The records below need to be repeated exactly, though not their pictures.

■ ■ ■

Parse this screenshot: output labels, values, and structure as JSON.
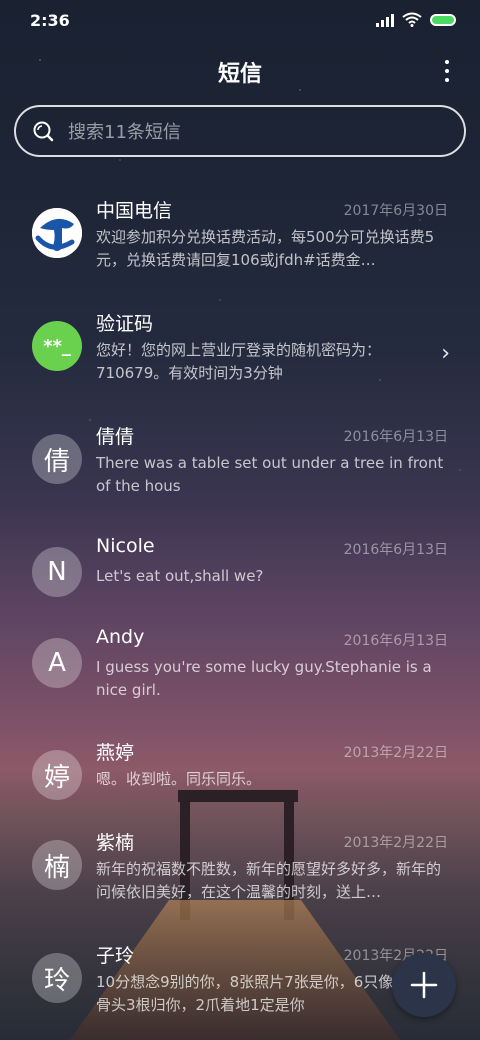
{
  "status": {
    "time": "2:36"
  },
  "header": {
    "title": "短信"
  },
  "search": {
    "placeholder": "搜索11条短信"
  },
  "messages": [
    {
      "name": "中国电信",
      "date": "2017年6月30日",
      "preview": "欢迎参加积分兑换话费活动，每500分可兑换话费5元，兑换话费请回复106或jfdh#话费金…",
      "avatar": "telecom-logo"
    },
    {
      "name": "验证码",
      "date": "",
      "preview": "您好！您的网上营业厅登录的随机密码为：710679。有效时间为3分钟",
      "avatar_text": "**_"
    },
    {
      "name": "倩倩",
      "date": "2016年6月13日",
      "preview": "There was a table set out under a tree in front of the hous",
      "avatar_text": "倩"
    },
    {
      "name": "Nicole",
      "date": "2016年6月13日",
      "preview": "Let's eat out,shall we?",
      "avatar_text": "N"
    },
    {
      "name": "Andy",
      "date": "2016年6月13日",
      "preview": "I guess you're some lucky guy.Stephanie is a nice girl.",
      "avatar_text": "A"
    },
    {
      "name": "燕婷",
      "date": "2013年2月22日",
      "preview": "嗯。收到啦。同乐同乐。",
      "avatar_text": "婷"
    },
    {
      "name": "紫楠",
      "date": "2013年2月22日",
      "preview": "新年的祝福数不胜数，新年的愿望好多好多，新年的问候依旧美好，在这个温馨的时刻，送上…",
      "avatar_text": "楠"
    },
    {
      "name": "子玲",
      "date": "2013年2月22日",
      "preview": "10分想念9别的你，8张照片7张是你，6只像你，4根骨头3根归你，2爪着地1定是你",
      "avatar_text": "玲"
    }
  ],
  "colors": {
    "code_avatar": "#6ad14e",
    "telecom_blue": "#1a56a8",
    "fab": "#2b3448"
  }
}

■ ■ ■

Your solution:
Parse this screenshot: output labels, values, and structure as JSON.
{
  "status": {
    "time": "2:36"
  },
  "header": {
    "title": "短信"
  },
  "search": {
    "placeholder": "搜索11条短信"
  },
  "messages": [
    {
      "name": "中国电信",
      "date": "2017年6月30日",
      "preview": "欢迎参加积分兑换话费活动，每500分可兑换话费5元，兑换话费请回复106或jfdh#话费金…",
      "avatar": "telecom-logo"
    },
    {
      "name": "验证码",
      "date": "",
      "preview": "您好！您的网上营业厅登录的随机密码为：710679。有效时间为3分钟",
      "avatar_text": "**_"
    },
    {
      "name": "倩倩",
      "date": "2016年6月13日",
      "preview": "There was a table set out under a tree in front of the hous",
      "avatar_text": "倩"
    },
    {
      "name": "Nicole",
      "date": "2016年6月13日",
      "preview": "Let's eat out,shall we?",
      "avatar_text": "N"
    },
    {
      "name": "Andy",
      "date": "2016年6月13日",
      "preview": "I guess you're some lucky guy.Stephanie is a nice girl.",
      "avatar_text": "A"
    },
    {
      "name": "燕婷",
      "date": "2013年2月22日",
      "preview": "嗯。收到啦。同乐同乐。",
      "avatar_text": "婷"
    },
    {
      "name": "紫楠",
      "date": "2013年2月22日",
      "preview": "新年的祝福数不胜数，新年的愿望好多好多，新年的问候依旧美好，在这个温馨的时刻，送上…",
      "avatar_text": "楠"
    },
    {
      "name": "子玲",
      "date": "2013年2月22日",
      "preview": "10分想念9别的你，8张照片7张是你，6只像你，4根骨头3根归你，2爪着地1定是你",
      "avatar_text": "玲"
    }
  ],
  "colors": {
    "code_avatar": "#6ad14e",
    "telecom_blue": "#1a56a8",
    "fab": "#2b3448"
  }
}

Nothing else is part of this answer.